Every day, development cooperation workers make international solidarity possible and give people the means to stand up and build a future for themselves. Such is our mission.
We must work together across borders as partners. Not for charity, but because we have the same challenges and all live together on the same planet. More than ever, we realise that people are connected globally. No matter who or where, the challenges and the dreams are often the same. So are the concerns.
Indeed, in times of uncertainty, solidarity is always the solution. This is the positive thing we should remember of corona times: We have managed this pandemic by working together across borders. Last winter’s Omicron variant taught us a harsh lesson: Global challenges cannot be solved nationally. We will not be safe until everyone is safe.
Unfortunately, we are not there yet. Two years after the outbreak of the pandemic, today more than 85% of the people in Africa are still not fully vaccinated. But we are making progress and I am proud that within Europe Belgium is playing a leading role in accelerating access to vaccines worldwide. Together with the World Health Organisation, we invested in South African scientific research that led to the unravelling of the mRNA code of the corona vaccine. This is a real breakthrough for global health. Not only to accelerate the local production of corona vaccines, but also in the long-term fight against infectious diseases. That is exactly what development cooperation should be for me: not charity, but providing tools to sustainably strengthen countries and people worldwide.
‘For the first time, we have launched a climate programme in the Sahel region that no longer invests in each partner country individually, but rather focuses on a global approach.’
After all, the willingness to make a difference is strong. Young people no longer shy away from the greatest challenges of the century because they know they are not alone. Every action matters. The climate marches of young people all over the world started because today we are in touch with each other at all times. They made it clear to the world that it is more than ever time to join forces. Climate change requires a common international solidarity approach.
For the first time, therefore, we have launched a climate programme in the Sahel region that no longer invests in each partner country individually, but rather focuses on a global approach. Both at the Glasgow COP26 and in the Sahel region, young people gave me the same message: We must act now, to secure the future. Young people realise better than anyone else that extreme droughts in countries such as Burkina Faso and Senegal are jeopardising future dreams of the local population but are also having an impact elsewhere.

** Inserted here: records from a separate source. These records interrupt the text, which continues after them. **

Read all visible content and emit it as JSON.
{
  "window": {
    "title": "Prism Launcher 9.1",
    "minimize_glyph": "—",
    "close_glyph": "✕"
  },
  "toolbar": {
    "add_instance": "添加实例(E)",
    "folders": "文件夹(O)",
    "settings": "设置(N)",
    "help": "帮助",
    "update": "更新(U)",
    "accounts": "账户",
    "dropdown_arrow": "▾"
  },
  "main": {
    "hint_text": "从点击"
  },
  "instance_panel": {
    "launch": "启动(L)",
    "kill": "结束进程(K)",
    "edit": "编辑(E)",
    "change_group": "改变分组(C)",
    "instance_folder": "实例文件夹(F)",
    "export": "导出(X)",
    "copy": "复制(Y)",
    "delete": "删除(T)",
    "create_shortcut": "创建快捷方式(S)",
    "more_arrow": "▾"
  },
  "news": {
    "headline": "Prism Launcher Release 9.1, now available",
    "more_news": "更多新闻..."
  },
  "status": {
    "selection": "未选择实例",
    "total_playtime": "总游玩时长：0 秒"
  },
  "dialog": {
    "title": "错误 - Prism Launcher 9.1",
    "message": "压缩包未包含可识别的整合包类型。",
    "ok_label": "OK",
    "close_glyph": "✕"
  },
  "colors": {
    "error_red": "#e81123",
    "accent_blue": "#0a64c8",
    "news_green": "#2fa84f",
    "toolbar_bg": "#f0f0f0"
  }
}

Looking back at the past year, one cannot, unfortunately, avoid gloom. The human suffering caused by conflict is unseen. The war in Ukraine is the latest on a list of humanitarian crises. Millions of people are currently fleeing Ukraine for Europe, while needs are also high in Afghanistan and hunger is ruthlessly spreading in Yemen. With our humanitarian partners, we are doing all we can to get aid to the people as quickly as possible, wherever it is needed.
In recent weeks we have seen that Belgian solidarity is powerful and help goes strong. In the coming months and years, we will resolutely extend this wave of solidarity to all people in need, all over the world. For those fleeing war must be helped. Without distinction of origin, religion, colour or gender. All refugees are human beings.